2. Smell. We have to mention smell here, because your nose is so undervalued! Studies have shown that a brief whiff of something nice can trigger long-lasting good mood. Stagnant air can be an immediate turnoff, because lack of oxygen sends a panic signal to the brain. The market is oversaturated with faux scents intended to mask unpleasant smells. But even if the brain is tricked, the body isn’t. Synthetic fragrances can be damaging to your health. Look instead for natural alternatives like essential oils, fresh flowers, a favorite meal, or just throw open a window. Smell can also be a great way to personalize a space if you don’t have much control over the aesthetics, like a shared office. Keep lavender essential oil reed diffusers on your desk, or use a favorite lotion for a quick dose of comfort.
3. Texture. Humans have a finely attuned sense of touch. We collect so much information about temperature, texture, and durability just through our fingers and feet. Office chairs are a perfect example of this necessary balance. Chairs must be cozy enough for long periods of sitting, but firm enough that we feel supported and upright to focus on our work. And there are as many textures as there are people, because everyone’s vestibular system is slightly different. From soft throw blankets to rough-hewn dining tables, every interaction results in the firing of neural synapses in your brain. Your senses are literally helping you understand whether you’re safe or in danger, whether you’re at home or somewhere unfamiliar. It’s important to keep an eye out for high quality products. A smooth surface might feel nice to touch, but not if it has lead in the paint.
4. Ergonomics & Accessibility. All bodies are different and what works for one person may not work for another. This is true in small ways, like the height you prefer your office chair at, or the number of pillows you need behind your neck for maximal ergonomic comfort. But it’s also true in larger ways. Most rooms are not designed to satisfy someone with low-vision, someone missing a limb, or someone with PTSD, for example. Interior design can be a surprisingly good way to support your best mental and physical health. Off-the-shelf products may not work for you, and it’s okay to adapt them!

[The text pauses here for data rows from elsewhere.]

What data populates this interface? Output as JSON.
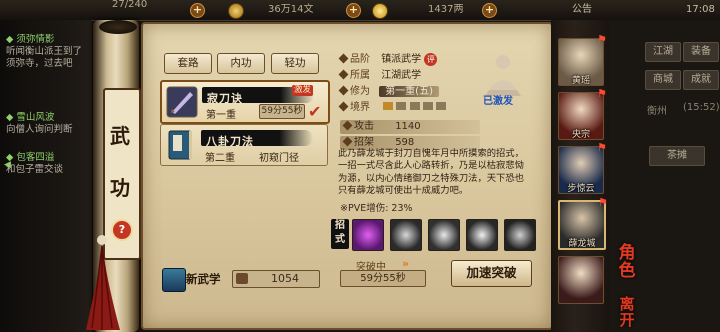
{
  "topbar": {
    "stamina": "27/240",
    "silver": "36万14文",
    "gold": "1437两",
    "announcement": "公告",
    "time": "17:08"
  },
  "quests": [
    {
      "title": "◆ 须弥情影",
      "body": "听闻衡山派王到了须弥寺，过去吧"
    },
    {
      "title": "◆ 雪山风波",
      "body": "向僧人询问判断"
    },
    {
      "title": "◆ 包客四溢",
      "body": "和包子雷交谈"
    }
  ],
  "side_tab": {
    "chars": [
      "武",
      "功"
    ],
    "help": "?"
  },
  "tabs": [
    "套路",
    "内功",
    "轻功"
  ],
  "skills": [
    {
      "name": "寂刀诀",
      "rank": "第一重",
      "status_badge": "激发",
      "timer": "59分55秒"
    },
    {
      "name": "八卦刀法",
      "rank": "第二重",
      "desc": "初窥门径"
    }
  ],
  "detail": {
    "grade_label": "品阶",
    "grade_value": "镇派武学",
    "grade_badge": "评",
    "origin_label": "所属",
    "origin_value": "江湖武学",
    "level_label": "修为",
    "level_value": "第一重(五)",
    "realm_label": "境界",
    "activated": "已激发",
    "attack_label": "攻击",
    "attack_value": "1140",
    "parry_label": "招架",
    "parry_value": "598",
    "description": "此乃薛龙城于封刀自愧年月中所摸索的招式，一招一式尽含此人心路转折，乃是以枯寂悲恸为源，以内心情绪御刀之特殊刀法，天下恐也只有薛龙城可使出十成威力吧。",
    "pve_bonus": "※PVE增伤: 23%",
    "moves_label": "招式",
    "breakthrough_label": "突破中",
    "breakthrough_timer": "59分55秒",
    "accelerate_button": "加速突破"
  },
  "footer": {
    "new_skill_label": "新武学",
    "points": "1054"
  },
  "heroes": [
    {
      "name": "黄瑶"
    },
    {
      "name": "央宗"
    },
    {
      "name": "步惊云"
    },
    {
      "name": "薛龙城"
    },
    {
      "name": ""
    }
  ],
  "right_menu": {
    "row1": [
      "江湖",
      "装备"
    ],
    "row2": [
      "商城",
      "成就"
    ],
    "location": "衡州",
    "coords": "(15:52)",
    "teahouse": "茶摊",
    "role_label": "角色",
    "leave_label": "离开"
  },
  "colors": {
    "accent_red": "#c23622",
    "parchment": "#dccaa0",
    "ink": "#111111"
  }
}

5. Adaptation. We’re big believers in changing things up when the mood strikes. How easily can you rearrange your furniture? Do you have dimmable lights, or just on/off switches? Spaces can be designed so that adapting to your needs is easy. There is a growing trend towards responsive environments, marked by smart home technology like the popular Nest thermostat. Contemporary designers look for ways to create spaces that react in real-time to the needs of its occupants. They do this by collecting user data and environmental data, and the building automatically adjusts as needed. Many new buildings use smart blinds or smart sunshades to help manage indoor temperatures and save on A/C bills, for example.
Good interior design can make or break your health & wellness.
It’s no substitute for real medical care, of course, but many people just don’t think about the impact their space is having on their mood. We hope this article has given you some inspiration for using interior design to boost your wellbeing. The good news is that if you work with an interior designer, they’re likely to be aware of these trends. Designers can help you strategize about using your home’s design to live your best life.
There’s a free consultation available now with the vetted designers at Furnishr. Check it out if you’re feeling inspired!